The Bridge is a documentary that debuted In America on October 27, 2006. It is based on the suicide epidemic in America but focuses solely on the famous suicide spot, the Golden Gate Bridge. The bridge, which is located in San Francisco California, is nearly 1.7 miles in length.
The film crew shows us the happenings around the bridge during 2004. The crew intervened on several suicide attempts, but others were not so fortunate. Some suicide victims were not caught on camera at all, at those times you could see the coast guard, far below, searching for the bodies.
Some jumpers did exactly what they had intended to do all along; without warning and without hesitation. While others reluctantly climbed over the rail, only to change their minds. There were times during the year of filming where bystanders would interpose in a last minute attempt to save a poor lost soul, in these cases a police officer would appear and take the victim away in his cruiser. Leaving one wondering what became of them.
The most appealing case of suicide was when Gene Sprague first appeared on the bridge. He casually paced the bridge for nearly ninety-four minutes. Then he scaled the railing, sat down, then stood up, turned around, and slowly leaned backwards, landing into the water four seconds later.
We are introduced to some of Sprague’s relatives. They spoke of his depression and how he voiced his suicide wishes. They appeared to have some guilt because their attemps to save him were futile.
Suicide survivors were also interviewed, they spoke of how they attempted to end their life by jumping into the deep waters of the San Francisco Bay. Ken Baldwin dramatically told of his unsuccessful attempt to end his life, he went so far indepth to explain just exactly how he jumped, landed in the cold water, and how he was saved by a supreme being, which just happened to be a seal.
Will we continue to hear of other suicide victims surrounding the Golden Gate Bridge? Will California finally take the steps needed to install a suicide barrier net below the bridge to stop such heinous occurrences? Will this barrier help or will it be a waste of tax payers’s money?
This documentary was filmed and produced in a way that showed the suicide victims and their families nothing but respect. It is hard to fathom the pain that one must feel when their body meets the cold water. At seventy-five miles an hour, you only have four seconds to consider what you have actually done, which is unimaginable.

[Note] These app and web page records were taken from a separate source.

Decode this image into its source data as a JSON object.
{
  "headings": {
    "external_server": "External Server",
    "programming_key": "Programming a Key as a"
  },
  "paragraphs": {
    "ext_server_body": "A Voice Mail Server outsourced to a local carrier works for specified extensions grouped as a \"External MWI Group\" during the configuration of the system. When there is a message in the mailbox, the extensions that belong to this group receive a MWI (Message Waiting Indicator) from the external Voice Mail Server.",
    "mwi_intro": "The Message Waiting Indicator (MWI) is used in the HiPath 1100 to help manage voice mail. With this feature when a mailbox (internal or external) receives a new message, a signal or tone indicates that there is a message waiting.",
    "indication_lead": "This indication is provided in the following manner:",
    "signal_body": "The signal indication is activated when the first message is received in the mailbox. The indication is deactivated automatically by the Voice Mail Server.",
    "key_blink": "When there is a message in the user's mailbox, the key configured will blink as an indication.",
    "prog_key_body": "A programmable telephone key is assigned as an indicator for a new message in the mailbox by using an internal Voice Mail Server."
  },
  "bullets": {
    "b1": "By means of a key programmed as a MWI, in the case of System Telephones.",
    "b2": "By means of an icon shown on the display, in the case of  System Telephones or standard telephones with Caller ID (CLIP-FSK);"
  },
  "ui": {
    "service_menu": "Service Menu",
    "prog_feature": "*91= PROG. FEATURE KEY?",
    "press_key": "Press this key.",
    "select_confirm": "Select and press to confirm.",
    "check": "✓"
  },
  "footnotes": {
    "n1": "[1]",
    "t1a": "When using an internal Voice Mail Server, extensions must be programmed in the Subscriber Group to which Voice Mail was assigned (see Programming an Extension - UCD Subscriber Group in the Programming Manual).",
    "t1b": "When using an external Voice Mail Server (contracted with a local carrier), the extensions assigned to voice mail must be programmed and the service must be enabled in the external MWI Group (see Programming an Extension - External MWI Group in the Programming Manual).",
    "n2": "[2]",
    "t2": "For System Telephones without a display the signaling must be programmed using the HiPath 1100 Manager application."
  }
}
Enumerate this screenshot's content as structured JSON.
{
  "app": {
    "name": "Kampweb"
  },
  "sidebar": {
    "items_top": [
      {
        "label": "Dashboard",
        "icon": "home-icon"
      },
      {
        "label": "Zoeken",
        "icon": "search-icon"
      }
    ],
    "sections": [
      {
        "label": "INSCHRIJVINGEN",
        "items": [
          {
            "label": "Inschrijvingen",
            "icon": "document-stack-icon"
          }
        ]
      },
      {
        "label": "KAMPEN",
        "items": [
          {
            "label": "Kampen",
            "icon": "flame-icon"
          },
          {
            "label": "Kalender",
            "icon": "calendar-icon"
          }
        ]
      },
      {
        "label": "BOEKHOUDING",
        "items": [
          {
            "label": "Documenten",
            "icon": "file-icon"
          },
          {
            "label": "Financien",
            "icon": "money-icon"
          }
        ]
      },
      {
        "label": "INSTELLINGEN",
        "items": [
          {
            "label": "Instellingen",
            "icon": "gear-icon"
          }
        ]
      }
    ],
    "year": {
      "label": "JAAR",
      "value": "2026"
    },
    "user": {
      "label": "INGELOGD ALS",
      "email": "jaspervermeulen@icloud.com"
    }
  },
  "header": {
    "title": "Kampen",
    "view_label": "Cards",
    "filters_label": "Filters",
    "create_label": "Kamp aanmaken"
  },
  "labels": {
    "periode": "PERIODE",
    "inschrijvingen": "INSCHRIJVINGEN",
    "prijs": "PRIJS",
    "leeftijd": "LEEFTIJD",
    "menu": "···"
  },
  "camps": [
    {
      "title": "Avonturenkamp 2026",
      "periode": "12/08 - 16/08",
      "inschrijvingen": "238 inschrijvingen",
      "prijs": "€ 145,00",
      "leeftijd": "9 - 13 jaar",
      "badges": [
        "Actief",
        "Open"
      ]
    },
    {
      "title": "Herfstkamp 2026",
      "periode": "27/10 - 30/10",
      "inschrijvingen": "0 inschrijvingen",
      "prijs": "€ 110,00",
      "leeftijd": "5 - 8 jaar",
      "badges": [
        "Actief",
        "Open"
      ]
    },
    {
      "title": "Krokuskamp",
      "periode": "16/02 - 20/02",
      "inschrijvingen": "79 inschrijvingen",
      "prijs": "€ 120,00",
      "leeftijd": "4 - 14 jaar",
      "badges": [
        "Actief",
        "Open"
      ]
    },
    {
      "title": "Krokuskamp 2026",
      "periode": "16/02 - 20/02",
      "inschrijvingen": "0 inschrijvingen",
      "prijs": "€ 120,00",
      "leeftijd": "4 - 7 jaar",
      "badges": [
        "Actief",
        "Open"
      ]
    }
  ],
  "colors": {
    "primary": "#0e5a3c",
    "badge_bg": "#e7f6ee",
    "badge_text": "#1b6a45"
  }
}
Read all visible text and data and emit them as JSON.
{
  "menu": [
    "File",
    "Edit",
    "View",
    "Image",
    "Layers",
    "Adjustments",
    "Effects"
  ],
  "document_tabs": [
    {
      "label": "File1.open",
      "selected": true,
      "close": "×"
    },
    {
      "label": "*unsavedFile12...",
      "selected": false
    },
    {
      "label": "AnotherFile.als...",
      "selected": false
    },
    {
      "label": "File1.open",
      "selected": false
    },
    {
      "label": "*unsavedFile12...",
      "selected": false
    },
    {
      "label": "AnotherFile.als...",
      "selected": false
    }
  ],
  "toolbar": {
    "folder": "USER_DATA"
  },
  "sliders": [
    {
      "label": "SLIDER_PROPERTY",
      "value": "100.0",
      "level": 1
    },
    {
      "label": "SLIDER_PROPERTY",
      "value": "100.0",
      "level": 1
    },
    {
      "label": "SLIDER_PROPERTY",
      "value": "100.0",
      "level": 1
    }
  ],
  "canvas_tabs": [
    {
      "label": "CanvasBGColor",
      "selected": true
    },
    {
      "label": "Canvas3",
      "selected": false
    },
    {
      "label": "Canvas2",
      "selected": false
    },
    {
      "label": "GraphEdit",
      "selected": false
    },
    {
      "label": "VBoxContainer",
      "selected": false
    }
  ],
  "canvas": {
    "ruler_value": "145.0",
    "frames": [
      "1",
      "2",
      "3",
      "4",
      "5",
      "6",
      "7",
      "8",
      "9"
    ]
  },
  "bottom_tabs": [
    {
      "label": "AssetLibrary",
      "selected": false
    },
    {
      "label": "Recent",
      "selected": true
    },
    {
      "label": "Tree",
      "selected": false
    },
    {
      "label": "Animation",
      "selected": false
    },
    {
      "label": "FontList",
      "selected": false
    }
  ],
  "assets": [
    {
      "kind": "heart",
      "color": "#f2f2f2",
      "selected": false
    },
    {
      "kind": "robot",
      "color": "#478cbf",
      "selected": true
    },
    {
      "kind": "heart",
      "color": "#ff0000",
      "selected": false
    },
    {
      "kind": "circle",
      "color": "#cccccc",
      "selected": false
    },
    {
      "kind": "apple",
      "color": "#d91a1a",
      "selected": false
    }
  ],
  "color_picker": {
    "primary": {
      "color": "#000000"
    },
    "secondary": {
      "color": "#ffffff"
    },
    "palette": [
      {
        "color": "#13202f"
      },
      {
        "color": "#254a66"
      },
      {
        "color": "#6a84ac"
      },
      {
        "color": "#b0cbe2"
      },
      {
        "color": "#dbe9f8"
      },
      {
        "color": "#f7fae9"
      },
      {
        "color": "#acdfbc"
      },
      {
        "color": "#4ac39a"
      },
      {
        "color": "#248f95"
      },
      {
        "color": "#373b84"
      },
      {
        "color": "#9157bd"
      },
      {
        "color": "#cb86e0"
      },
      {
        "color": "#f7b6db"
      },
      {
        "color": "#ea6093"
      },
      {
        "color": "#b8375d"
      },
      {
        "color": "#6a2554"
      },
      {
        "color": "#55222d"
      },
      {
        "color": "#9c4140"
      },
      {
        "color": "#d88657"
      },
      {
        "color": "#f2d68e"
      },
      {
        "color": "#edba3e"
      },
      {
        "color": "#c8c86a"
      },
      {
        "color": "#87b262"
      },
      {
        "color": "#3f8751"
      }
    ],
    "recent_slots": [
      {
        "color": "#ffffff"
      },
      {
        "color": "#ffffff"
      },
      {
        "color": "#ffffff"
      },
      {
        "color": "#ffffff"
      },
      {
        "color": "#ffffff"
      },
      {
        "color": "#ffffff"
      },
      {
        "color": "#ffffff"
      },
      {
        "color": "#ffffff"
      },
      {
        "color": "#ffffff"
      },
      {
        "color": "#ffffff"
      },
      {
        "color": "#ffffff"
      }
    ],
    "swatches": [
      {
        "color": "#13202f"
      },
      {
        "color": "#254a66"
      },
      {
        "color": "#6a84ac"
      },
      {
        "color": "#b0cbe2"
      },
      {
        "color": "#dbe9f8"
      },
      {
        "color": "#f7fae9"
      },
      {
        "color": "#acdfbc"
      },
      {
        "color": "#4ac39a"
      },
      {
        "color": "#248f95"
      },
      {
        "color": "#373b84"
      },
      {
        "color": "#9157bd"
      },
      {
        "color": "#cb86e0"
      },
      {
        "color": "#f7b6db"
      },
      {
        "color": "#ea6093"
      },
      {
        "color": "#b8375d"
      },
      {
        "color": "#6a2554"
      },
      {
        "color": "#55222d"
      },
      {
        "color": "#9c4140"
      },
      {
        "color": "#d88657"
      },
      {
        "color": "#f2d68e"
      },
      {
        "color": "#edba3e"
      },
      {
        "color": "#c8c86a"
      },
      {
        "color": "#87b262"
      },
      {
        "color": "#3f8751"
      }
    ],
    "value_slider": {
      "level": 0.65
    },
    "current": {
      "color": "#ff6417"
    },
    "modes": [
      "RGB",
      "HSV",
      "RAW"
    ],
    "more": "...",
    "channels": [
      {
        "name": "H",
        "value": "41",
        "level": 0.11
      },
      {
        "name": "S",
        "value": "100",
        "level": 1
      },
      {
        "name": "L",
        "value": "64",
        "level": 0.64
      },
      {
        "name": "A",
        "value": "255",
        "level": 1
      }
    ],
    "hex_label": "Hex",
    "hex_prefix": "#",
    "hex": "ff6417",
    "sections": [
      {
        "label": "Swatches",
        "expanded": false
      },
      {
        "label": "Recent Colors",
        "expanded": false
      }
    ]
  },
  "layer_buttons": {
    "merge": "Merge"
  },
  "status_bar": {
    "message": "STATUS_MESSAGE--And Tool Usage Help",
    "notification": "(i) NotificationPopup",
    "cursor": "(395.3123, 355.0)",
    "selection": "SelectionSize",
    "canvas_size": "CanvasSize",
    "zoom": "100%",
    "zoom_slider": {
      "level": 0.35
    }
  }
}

There have been instances where people have jumped over the Golden Gate Bridge in hopes to die but survive with injuries and once they physically heal they will go jump again and succeed the second time around.
This is not a film that one can easily watch without feeling remorse, fear, sadness, and despair. Most people are afraid to allow themselves to experience those feelings. If you are one of those people, do not watch this film, because it is very sad indeed. This is a reality that everyone must face at some point in their life.
I really enjoyed this refreshing but bleak take on suicide. It really allows you the opportunity to see what one goes through before they take the final step to end their life. This is a very intriguing topic that needs to be explored more often. I’m glad that the producer, Eric Steel, gave us this once in a lifetime opportunity to see these true life and heart breaking occurrences. This film is very dark but it was done with much taste. It deserves an 8.5 out of 10.